A lot vs. Alot: 9 Grammatical Pitfalls
incarnation of Vishnu, from Sanskrit Ramah, literally "lovely," from stem of ramate "stands still, rests, is pleased."
used to form nouns A spectacular display or instance of what is indicated: boatarama/ bunsorama/ videorama
[1824+; fr panorama, ultimately fr Greek horama, ''sight'']
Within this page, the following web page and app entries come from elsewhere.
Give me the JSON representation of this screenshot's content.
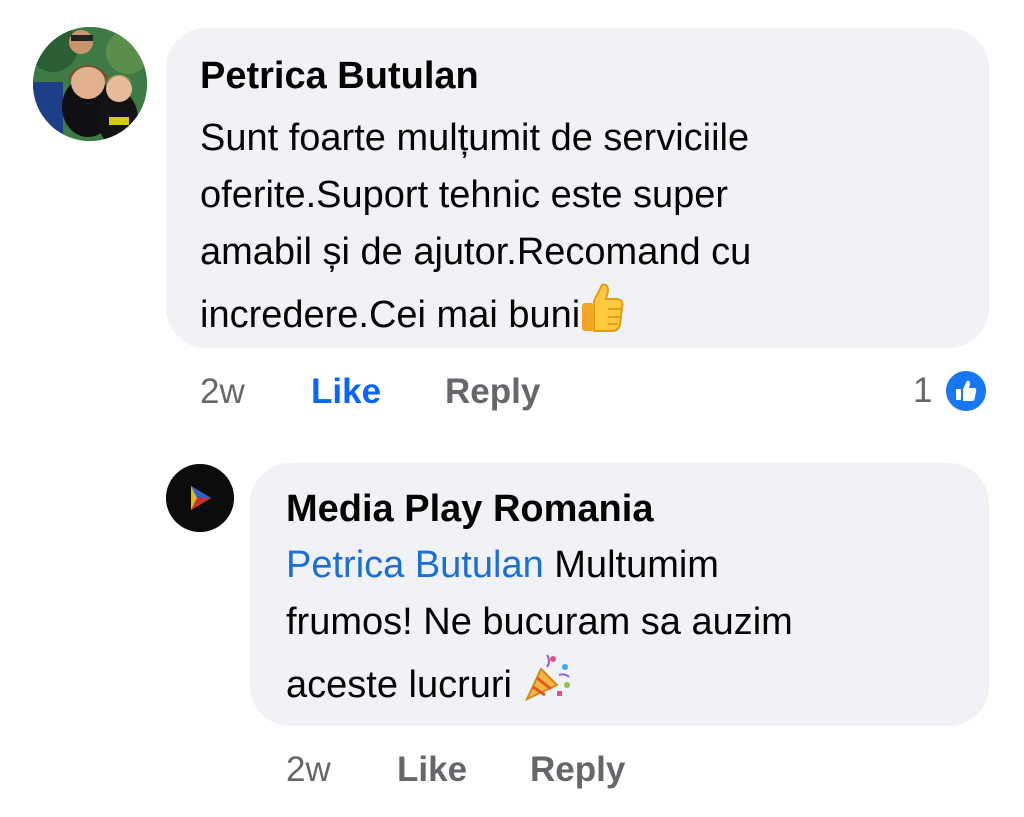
{
  "comment": {
    "author": "Petrica Butulan",
    "lines": [
      "Sunt foarte mulțumit de serviciile",
      "oferite.Suport tehnic este super",
      "amabil și de ajutor.Recomand cu",
      "incredere.Cei mai buni"
    ],
    "emoji": "thumbs-up",
    "time": "2w",
    "like_label": "Like",
    "reply_label": "Reply",
    "reaction_count": "1",
    "reaction_icon": "like-reaction",
    "like_active": true
  },
  "reply": {
    "author": "Media Play Romania",
    "mention": "Petrica Butulan",
    "line1": "Multumim",
    "line2": "frumos! Ne bucuram sa auzim",
    "line3": "aceste lucruri",
    "emoji": "party-popper",
    "time": "2w",
    "like_label": "Like",
    "reply_label": "Reply"
  },
  "colors": {
    "bubble": "#f0f2f5",
    "link": "#1a6ed8",
    "like_active": "#0866ff",
    "meta": "#65676b"
  }
}
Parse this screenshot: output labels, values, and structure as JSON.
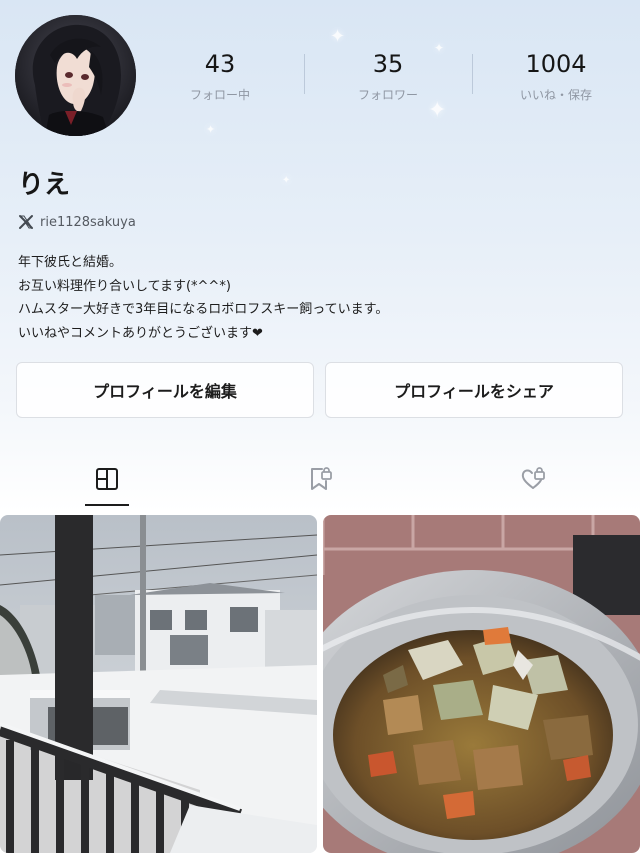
{
  "profile": {
    "stats": [
      {
        "count": "43",
        "label": "フォロー中"
      },
      {
        "count": "35",
        "label": "フォロワー"
      },
      {
        "count": "1004",
        "label": "いいね・保存"
      }
    ],
    "name": "りえ",
    "social_handle": "rie1128sakuya",
    "bio": [
      "年下彼氏と結婚。",
      "お互い料理作り合いしてます(*^^*)",
      "ハムスター大好きで3年目になるロボロフスキー飼っています。",
      "いいねやコメントありがとうございます❤"
    ]
  },
  "buttons": {
    "edit": "プロフィールを編集",
    "share": "プロフィールをシェア"
  },
  "tabs": [
    {
      "icon": "grid-icon",
      "active": true
    },
    {
      "icon": "bookmark-lock-icon",
      "active": false
    },
    {
      "icon": "heart-lock-icon",
      "active": false
    }
  ],
  "posts": [
    {
      "subject": "snowy-street-photo"
    },
    {
      "subject": "stew-pot-photo"
    }
  ],
  "colors": {
    "header_gradient_top": "#d9e6f4",
    "text_primary": "#1c1c1c",
    "text_secondary": "#8f97a3",
    "button_border": "#dcdfe4"
  }
}
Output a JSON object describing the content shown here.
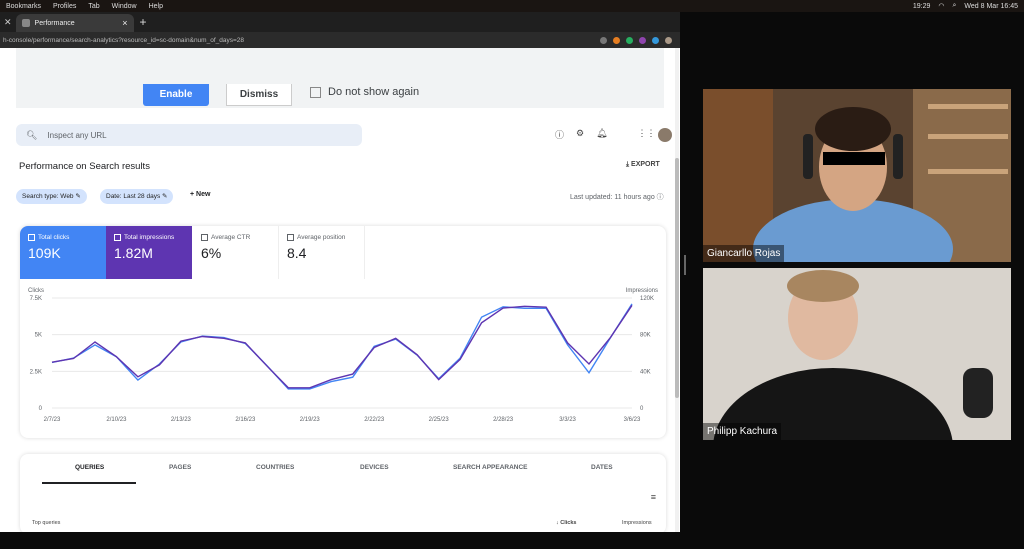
{
  "menubar": {
    "items": [
      "Bookmarks",
      "Profiles",
      "Tab",
      "Window",
      "Help"
    ],
    "clock": "19:29",
    "date": "Wed 8 Mar  16:45"
  },
  "browser": {
    "tab_title": "Performance",
    "url": "h-console/performance/search-analytics?resource_id=sc-domain&num_of_days=28"
  },
  "banner": {
    "enable": "Enable",
    "dismiss": "Dismiss",
    "no_show": "Do not show again"
  },
  "search": {
    "placeholder": "Inspect any URL"
  },
  "page": {
    "title": "Performance on Search results",
    "export": "EXPORT",
    "chip_search_type": "Search type: Web",
    "chip_date": "Date: Last 28 days",
    "new": "New",
    "updated": "Last updated: 11 hours ago"
  },
  "metrics": [
    {
      "label": "Total clicks",
      "value": "109K"
    },
    {
      "label": "Total impressions",
      "value": "1.82M"
    },
    {
      "label": "Average CTR",
      "value": "6%"
    },
    {
      "label": "Average position",
      "value": "8.4"
    }
  ],
  "chart_data": {
    "type": "line",
    "left_axis": {
      "label": "Clicks",
      "ticks": [
        "7.5K",
        "5K",
        "2.5K",
        "0"
      ],
      "ylim": [
        0,
        7500
      ]
    },
    "right_axis": {
      "label": "Impressions",
      "ticks": [
        "120K",
        "80K",
        "40K",
        "0"
      ],
      "ylim": [
        0,
        120000
      ]
    },
    "x_ticks": [
      "2/7/23",
      "2/10/23",
      "2/13/23",
      "2/16/23",
      "2/19/23",
      "2/22/23",
      "2/25/23",
      "2/28/23",
      "3/3/23",
      "3/6/23"
    ],
    "series": [
      {
        "color": "#4285f4",
        "axis": "left",
        "values": [
          3100,
          3400,
          4300,
          3500,
          1900,
          3000,
          4500,
          4900,
          4800,
          4400,
          2900,
          1300,
          1300,
          1800,
          2100,
          4200,
          4700,
          3600,
          2000,
          3400,
          6200,
          6900,
          6800,
          6800,
          4300,
          2400,
          4800,
          7100
        ]
      },
      {
        "color": "#5e35b1",
        "axis": "right",
        "values": [
          50000,
          54000,
          72000,
          56000,
          34000,
          47000,
          73000,
          78000,
          76000,
          71000,
          46000,
          22000,
          22000,
          31000,
          37000,
          66000,
          76000,
          58000,
          31000,
          53000,
          93000,
          109000,
          111000,
          110000,
          71000,
          48000,
          77000,
          112000
        ]
      }
    ]
  },
  "tabs": [
    "QUERIES",
    "PAGES",
    "COUNTRIES",
    "DEVICES",
    "SEARCH APPEARANCE",
    "DATES"
  ],
  "table": {
    "header": "Top queries",
    "clicks": "Clicks",
    "impressions": "Impressions"
  },
  "participants": [
    "Giancarllo Rojas",
    "Philipp Kachura"
  ]
}
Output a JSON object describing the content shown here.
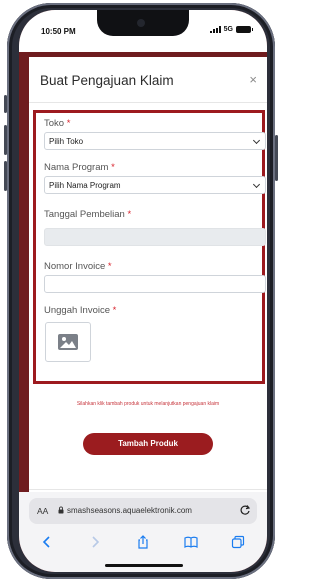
{
  "status_bar": {
    "time": "10:50 PM",
    "network": "5G"
  },
  "modal": {
    "title": "Buat Pengajuan Klaim",
    "close_label": "×",
    "fields": {
      "toko": {
        "label": "Toko",
        "required_mark": "*",
        "selected": "Pilih Toko"
      },
      "nama_program": {
        "label": "Nama Program",
        "required_mark": "*",
        "selected": "Pilih Nama Program"
      },
      "tanggal_pembelian": {
        "label": "Tanggal Pembelian",
        "required_mark": "*",
        "value": ""
      },
      "nomor_invoice": {
        "label": "Nomor Invoice",
        "required_mark": "*",
        "value": ""
      },
      "unggah_invoice": {
        "label": "Unggah Invoice",
        "required_mark": "*"
      }
    },
    "hint": "Silahkan klik tambah produk untuk melanjutkan pengajuan klaim",
    "primary_button": "Tambah Produk"
  },
  "browser": {
    "aa_label": "AA",
    "url": "smashseasons.aquaelektronik.com"
  },
  "colors": {
    "brand": "#9b1c1f",
    "required": "#d9232d",
    "ios_blue": "#1a7cf0"
  }
}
(Matt. 2:18), the Greek form of Ramah. (1.) A city first mentioned in Josh. 18:25, near Gibeah of Benjamin. It was fortified by Baasha, king of Israel (1 Kings 15:17-22; 2 Chr. 16:1-6). Asa, king of Judah, employed Benhadad the Syrian king to drive Baasha from this city (1 Kings 15:18, 20). Isaiah (10:29) refers to it, and also Jeremiah, who was once a prisoner there among the other captives of Jerusalem when it was taken by Nebuchadnezzar (Jer. 39:8-12; 40:1). Rachel, whose tomb lies close to Bethlehem, is represented as weeping in Ramah (Jer. 31:15) for her slaughtered children. This prophecy is illustrated and fulfilled in the re-awakening of Rachel's grief at the slaughter of the infants in Bethlehem (Matt. 2:18). It is identified with the modern village of er-Ram, between Gibeon and Beeroth, about 5 miles due north of Jerusalem. (See SAMUEL.) (2.) A town identified with Rameh, on the border of Asher, about 13 miles south-east of Tyre, "on a solitary hill in the midst of a basin of green fields" (Josh. 19:29). (3.) One of the "fenced cities" of Naphtali (Josh. 19:36), on a mountain slope, about seven and a half miles west-south-west of Safed, and 15 miles west of the north end of the Sea of Galilee, the present large and well-built village of Rameh. (4.) The same as Ramathaim-zophim (q.v.), a town of Mount Ephraim (1 Sam. 1:1, 19). (5.) The same as Ramoth-gilead (q.v.), 2 Kings 8:29; 2 Chr. 22:6.